- Children’s literature for a diverse world (delivered by University of Glasgow and UAB)
Semester 2 dissertation
In semester 2 you will complete a research dissertation. The dissertation will be supported by all institutions throughout your two years of study and in semester 2 of year 2 you will progress to writing up your dissertation.
The language of instruction is English. However, students are strongly encouraged to undertake second language training (English, Spanish, Catalan, Dutch, Danish or Polish) in all mobility periods and relevant classes will be highlighted to students by each partner institution. Students will also have the opportunity to study a third language, such as French, German, Italian or Portuguese, to develop or maintain their language skills in general.
Mobility refers to periods of study or research undertaken during the two years of the programme and can be broken down as follows:
Year 1, semester 1 at the University of Glasgow
Year 1, semester 2 at Aarhus University
Year 2, semester 1 either at Tilburg University, Autonomous University of Barcelona or the University of Wroclaw.
Students choose the location where they wish to complete their research.
Students may choose to attend the summer school between year 1 and year 2 at the University of British Columbia in Vancouver.

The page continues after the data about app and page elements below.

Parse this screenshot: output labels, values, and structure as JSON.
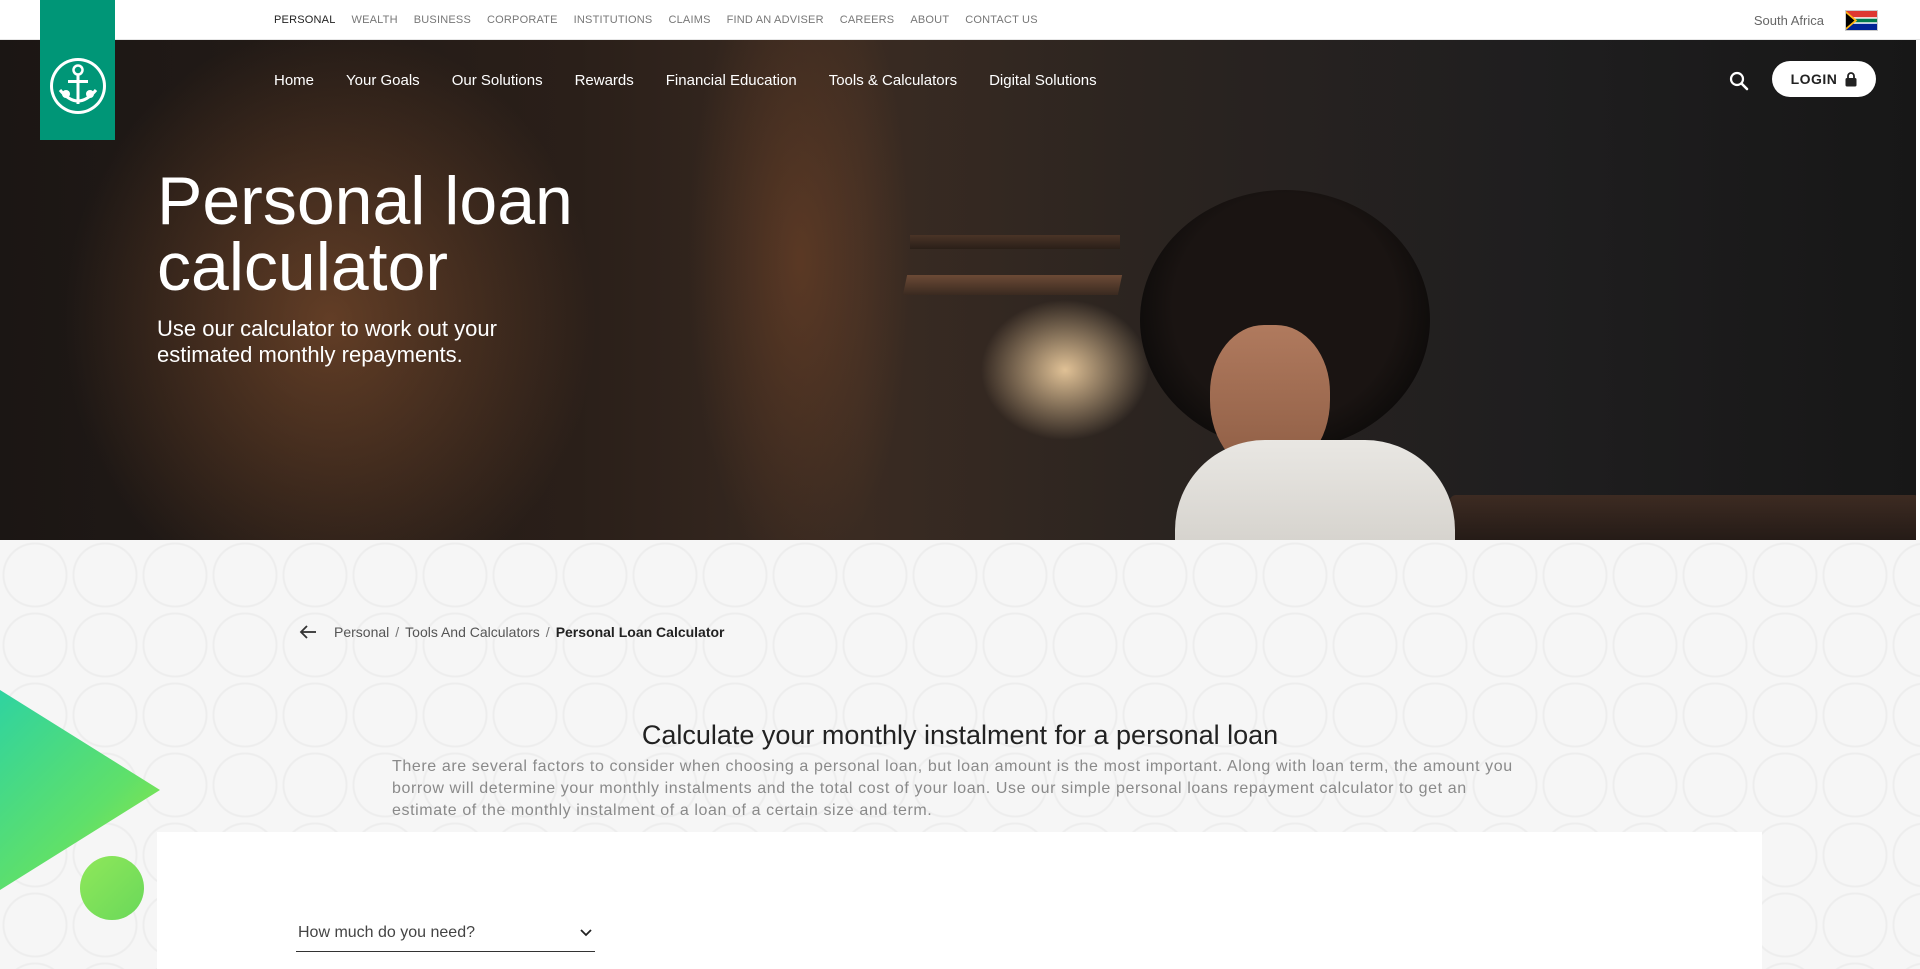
{
  "topbar": {
    "items": [
      {
        "label": "PERSONAL",
        "active": true
      },
      {
        "label": "WEALTH"
      },
      {
        "label": "BUSINESS"
      },
      {
        "label": "CORPORATE"
      },
      {
        "label": "INSTITUTIONS"
      },
      {
        "label": "CLAIMS"
      },
      {
        "label": "FIND AN ADVISER"
      },
      {
        "label": "CAREERS"
      },
      {
        "label": "ABOUT"
      },
      {
        "label": "CONTACT US"
      }
    ],
    "region": "South Africa"
  },
  "mainnav": {
    "items": [
      {
        "label": "Home"
      },
      {
        "label": "Your Goals"
      },
      {
        "label": "Our Solutions"
      },
      {
        "label": "Rewards"
      },
      {
        "label": "Financial Education"
      },
      {
        "label": "Tools & Calculators"
      },
      {
        "label": "Digital Solutions"
      }
    ],
    "login_label": "LOGIN"
  },
  "hero": {
    "title": "Personal loan calculator",
    "subtitle": "Use our calculator to work out your estimated monthly repayments."
  },
  "breadcrumb": {
    "items": [
      "Personal",
      "Tools And Calculators"
    ],
    "current": "Personal Loan Calculator",
    "separator": "/"
  },
  "calculator": {
    "title": "Calculate your monthly instalment for a personal loan",
    "description": "There are several factors to consider when choosing a personal loan, but loan amount is the most important. Along with loan term, the amount you borrow will determine your monthly instalments and the total cost of your loan. Use our simple personal loans repayment calculator to get an estimate of the monthly instalment of a loan of a certain size and term.",
    "amount_dropdown_label": "How much do you need?"
  },
  "colors": {
    "brand_green": "#009677",
    "accent_green": "#42d67b"
  }
}
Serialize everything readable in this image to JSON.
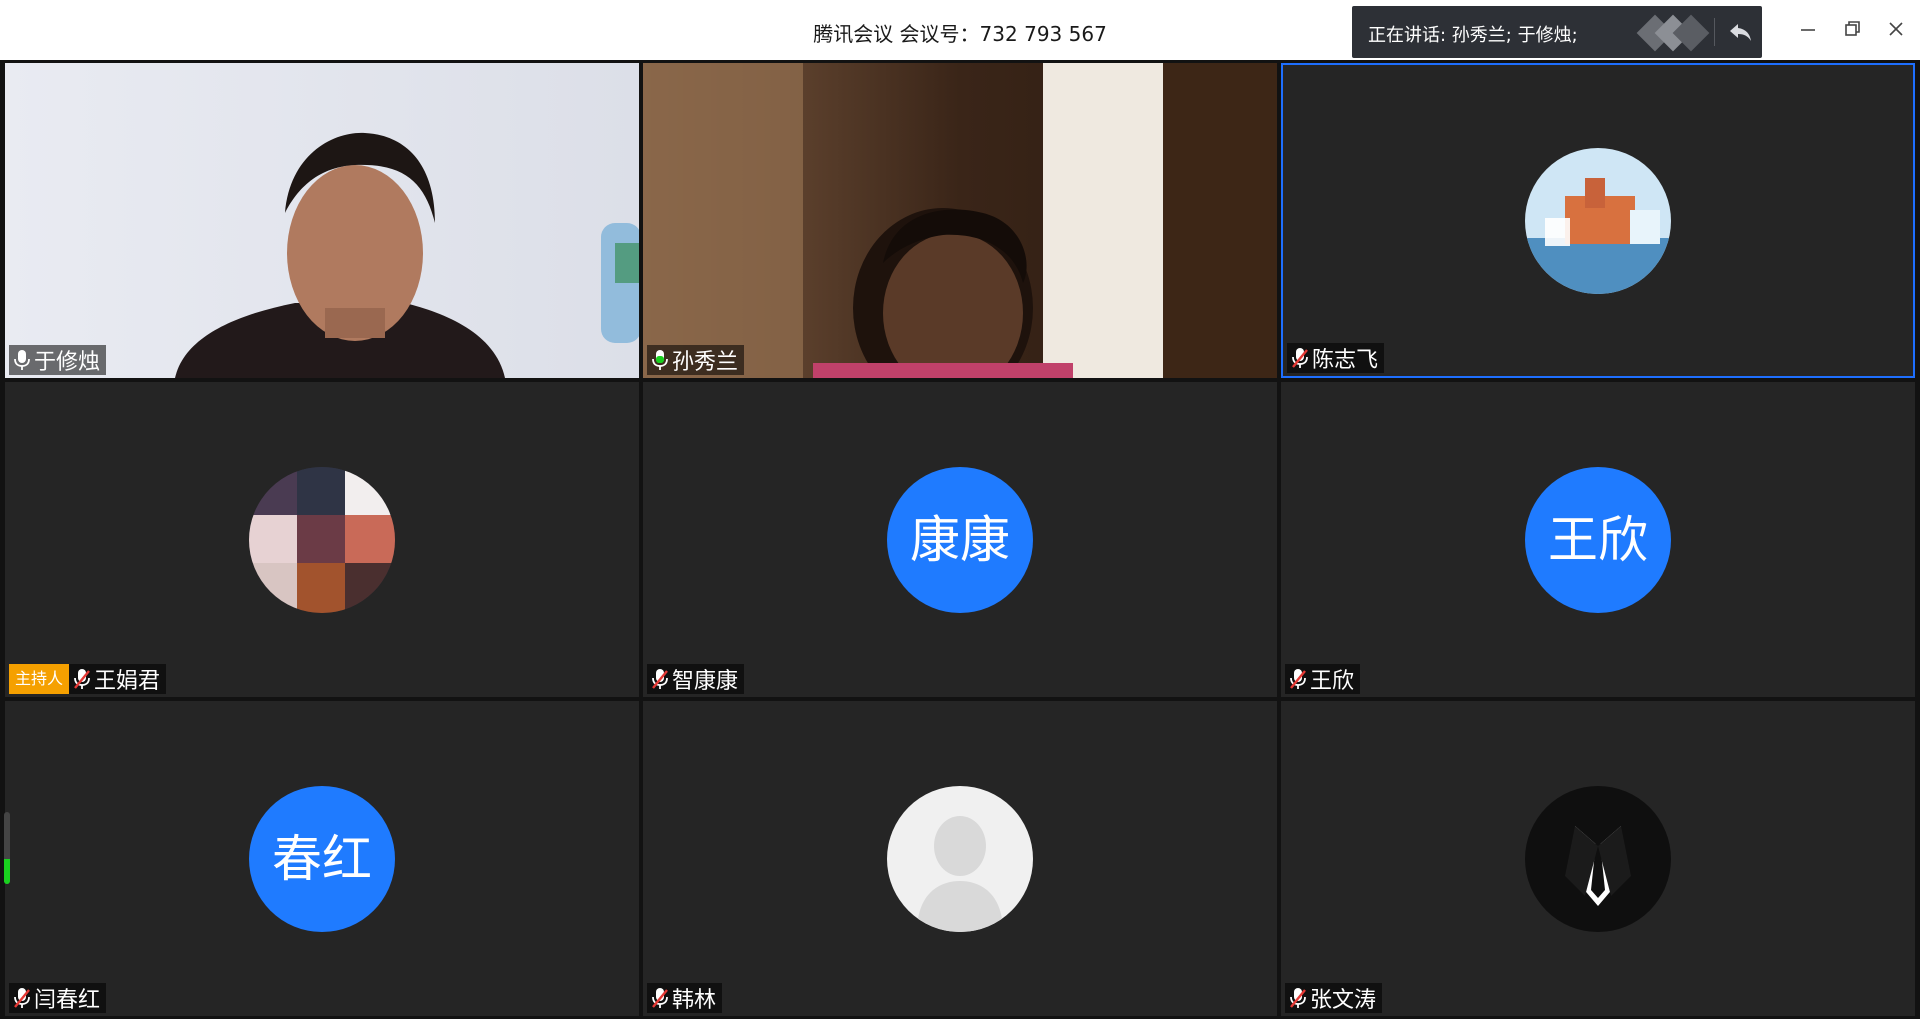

This will not count as official degree mobility but will be recorded on students' transcripts as an activity undertaken during the programme.
Please note: CLMC mobility Study Track options, for Partner Country** Scholarship students, may experience some restrictions in relation to mobility periods outside the Programme Country* group, pending the outcome of the EU - UK EXIT negotiations”.
* Programme Country group = EU countries, Iceland, Norway, FYR Macedonia, Lichtenstein, Turkey, Serbia
** Partner Country group = rest of the world
The Consortium Management Board will have overall responsibility for safeguarding the common standards and mechanisms for the examination of students (European and Third Country).
Each of the course components of the International Master programme has its own form of assessment. These are outlined in the individual course handbooks. In order to calculate the final mark achieved the marks for each component are weighted according to their credit rating.
In year 1 a candidate will be permitted to progress to Dissertation only if s/he has obtained an average aggregation score of 12 (equivalent to Grade C3) or above in the taught courses described above, with at least 75% of the credits at a score of 9 or better (Grade D3 or better) and all credits at a score of 3 or above (Grade F or above).
Each joint partner university will take responsibility for marking according to its own criteria. Each partner university will provide assessment marks as they stand to the Consortium’s Board of Examiners, along with detailed additional descriptors, for the Board of Examiners to translate to University of Glasgow, the given partner university and the ECTS grading systems to facilitate the production of the joint degree transcript and diploma supplement issued by the consortium.
All examination results will be discussed and finalised by the Board of Examiners and formally approved by the Consortium Management Board. The marking systems for each partner university and how these relate the University of Glasgow and ECTS systems will be made clear to students in advance.
The joint degree will have its own external examiner who will be represented on the Board of Examiners.